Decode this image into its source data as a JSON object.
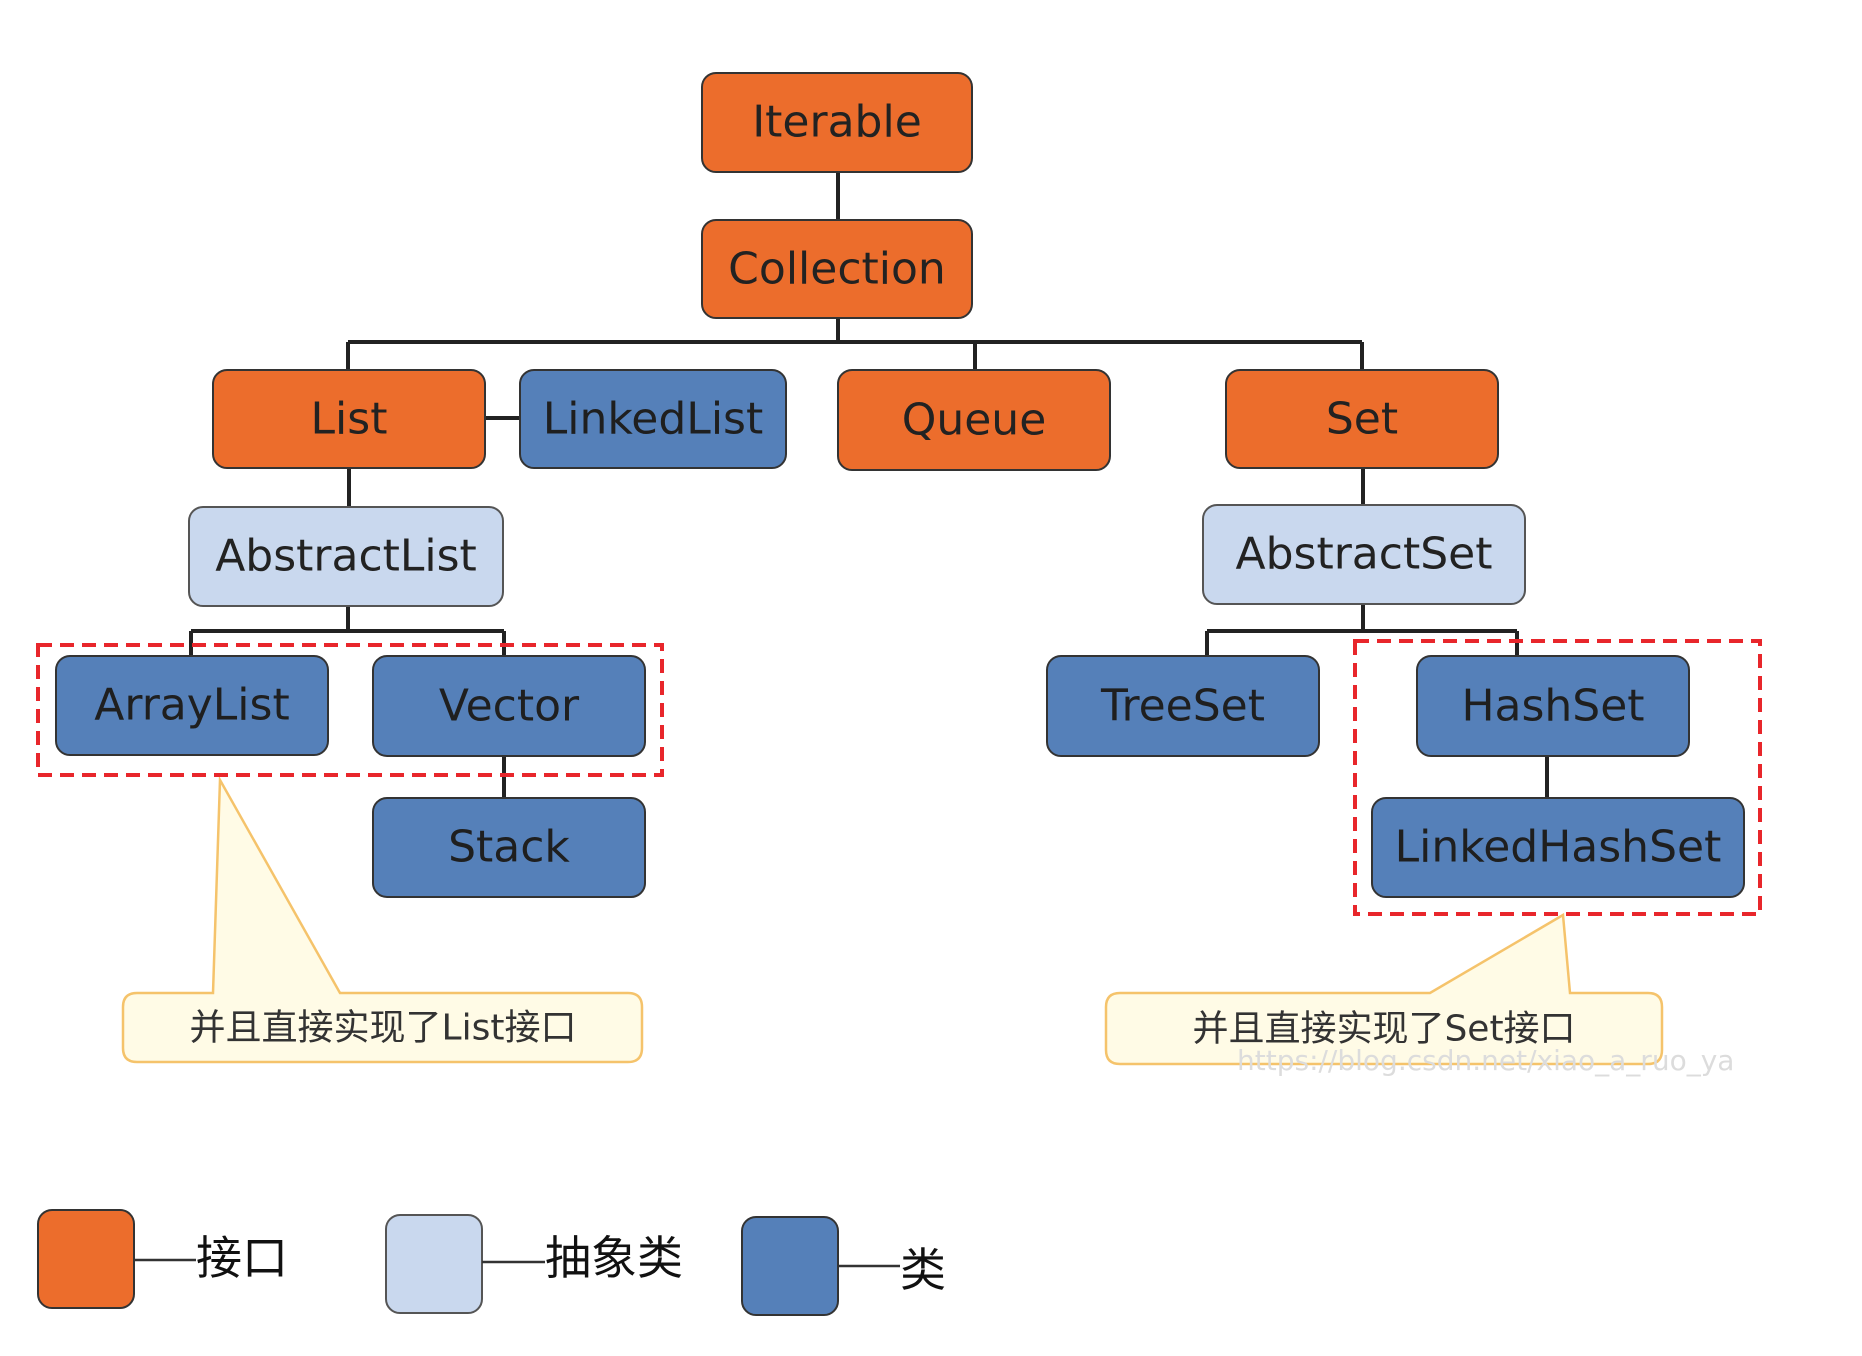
{
  "colors": {
    "interface": "#ec6d2c",
    "abstract": "#c9d8ee",
    "class": "#5580b9",
    "highlight": "#e8262b",
    "callout_fill": "#fffbe6",
    "callout_stroke": "#f5c36b",
    "connector": "#222222"
  },
  "nodes": {
    "iterable": "Iterable",
    "collection": "Collection",
    "list": "List",
    "linkedlist": "LinkedList",
    "queue": "Queue",
    "set": "Set",
    "abstractlist": "AbstractList",
    "abstractset": "AbstractSet",
    "arraylist": "ArrayList",
    "vector": "Vector",
    "stack": "Stack",
    "treeset": "TreeSet",
    "hashset": "HashSet",
    "linkedhashset": "LinkedHashSet"
  },
  "callouts": {
    "list_note": "并且直接实现了List接口",
    "set_note": "并且直接实现了Set接口"
  },
  "legend": {
    "interface_label": "接口",
    "abstract_label": "抽象类",
    "class_label": "类"
  },
  "watermark": "https://blog.csdn.net/xiao_a_ruo_ya"
}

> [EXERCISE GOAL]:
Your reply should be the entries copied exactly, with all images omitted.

> [REPLY]:
Decode this image into its source data as a JSON object.
{
  "colors": {
    "interface": "#ec6d2c",
    "abstract": "#c9d8ee",
    "class": "#5580b9",
    "highlight": "#e8262b",
    "callout_fill": "#fffbe6",
    "callout_stroke": "#f5c36b",
    "connector": "#222222"
  },
  "nodes": {
    "iterable": "Iterable",
    "collection": "Collection",
    "list": "List",
    "linkedlist": "LinkedList",
    "queue": "Queue",
    "set": "Set",
    "abstractlist": "AbstractList",
    "abstractset": "AbstractSet",
    "arraylist": "ArrayList",
    "vector": "Vector",
    "stack": "Stack",
    "treeset": "TreeSet",
    "hashset": "HashSet",
    "linkedhashset": "LinkedHashSet"
  },
  "callouts": {
    "list_note": "并且直接实现了List接口",
    "set_note": "并且直接实现了Set接口"
  },
  "legend": {
    "interface_label": "接口",
    "abstract_label": "抽象类",
    "class_label": "类"
  },
  "watermark": "https://blog.csdn.net/xiao_a_ruo_ya"
}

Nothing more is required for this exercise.